* _What the task asks_
Your task is to copy every line of the entries that holds the word "Choose".

Dataset rows describing interfaces:
────────────────────
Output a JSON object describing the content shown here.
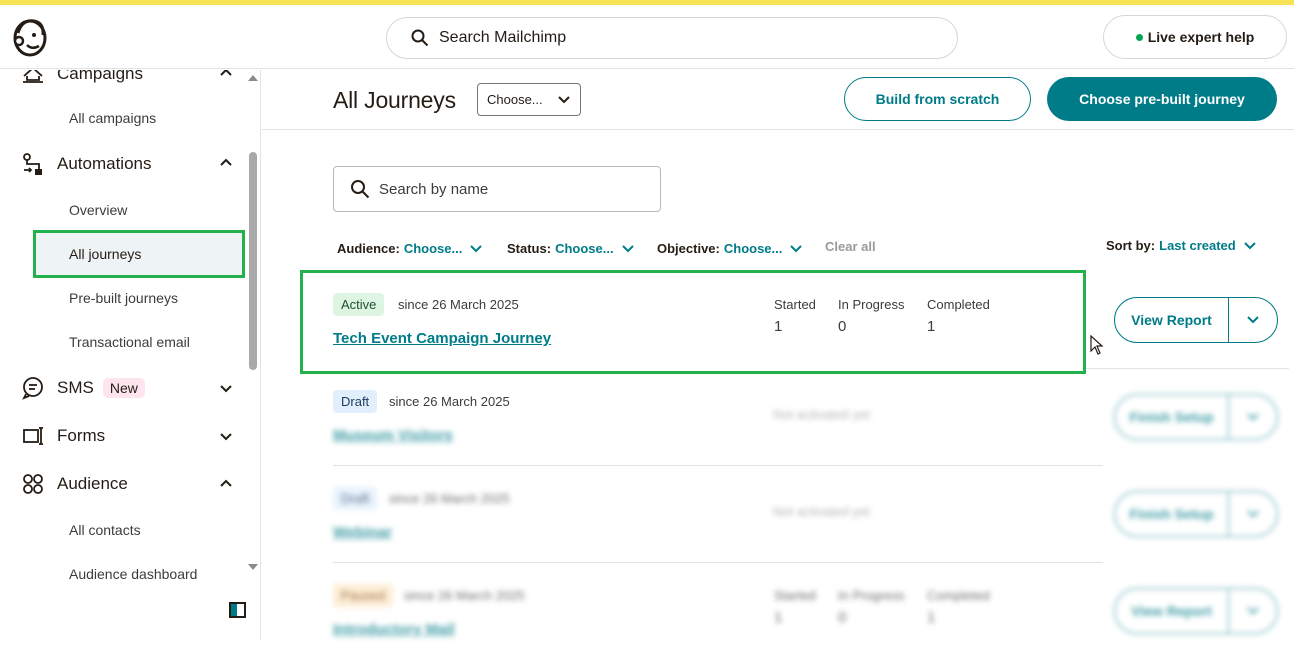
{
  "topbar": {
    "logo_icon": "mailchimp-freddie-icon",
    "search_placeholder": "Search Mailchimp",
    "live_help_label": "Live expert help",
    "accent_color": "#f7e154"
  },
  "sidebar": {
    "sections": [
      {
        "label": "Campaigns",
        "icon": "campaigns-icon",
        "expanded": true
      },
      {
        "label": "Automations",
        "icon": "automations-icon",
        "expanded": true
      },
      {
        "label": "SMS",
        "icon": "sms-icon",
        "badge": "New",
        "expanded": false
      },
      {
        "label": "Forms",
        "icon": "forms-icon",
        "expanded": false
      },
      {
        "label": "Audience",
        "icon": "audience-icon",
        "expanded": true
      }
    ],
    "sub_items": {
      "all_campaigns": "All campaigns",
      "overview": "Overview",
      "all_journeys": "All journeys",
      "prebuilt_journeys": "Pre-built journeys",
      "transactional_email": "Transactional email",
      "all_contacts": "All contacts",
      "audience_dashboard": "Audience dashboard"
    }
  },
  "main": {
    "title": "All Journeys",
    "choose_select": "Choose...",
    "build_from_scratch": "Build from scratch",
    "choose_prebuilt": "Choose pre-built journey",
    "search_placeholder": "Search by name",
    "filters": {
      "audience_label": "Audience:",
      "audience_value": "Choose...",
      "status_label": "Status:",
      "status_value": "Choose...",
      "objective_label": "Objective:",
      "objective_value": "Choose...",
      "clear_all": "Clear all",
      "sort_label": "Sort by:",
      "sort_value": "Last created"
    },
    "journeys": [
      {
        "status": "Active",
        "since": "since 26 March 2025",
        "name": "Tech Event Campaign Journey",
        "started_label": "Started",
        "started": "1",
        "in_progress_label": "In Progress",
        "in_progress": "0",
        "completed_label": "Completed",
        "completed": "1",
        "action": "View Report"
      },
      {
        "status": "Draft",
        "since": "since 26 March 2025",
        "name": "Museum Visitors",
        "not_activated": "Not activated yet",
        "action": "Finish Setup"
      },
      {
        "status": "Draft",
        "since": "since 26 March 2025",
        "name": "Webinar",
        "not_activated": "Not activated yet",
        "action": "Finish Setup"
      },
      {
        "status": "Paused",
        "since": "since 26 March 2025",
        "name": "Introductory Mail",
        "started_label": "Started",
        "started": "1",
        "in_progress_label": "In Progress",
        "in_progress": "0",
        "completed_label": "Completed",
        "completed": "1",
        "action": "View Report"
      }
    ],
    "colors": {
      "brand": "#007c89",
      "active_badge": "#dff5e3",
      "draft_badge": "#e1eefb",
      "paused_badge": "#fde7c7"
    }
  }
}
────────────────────
* _Solution below_
    "choose_select": "Choose...",
    "choose_prebuilt": "Choose pre-built journey",
      "audience_value": "Choose...",
      "status_value": "Choose...",
      "objective_value": "Choose...",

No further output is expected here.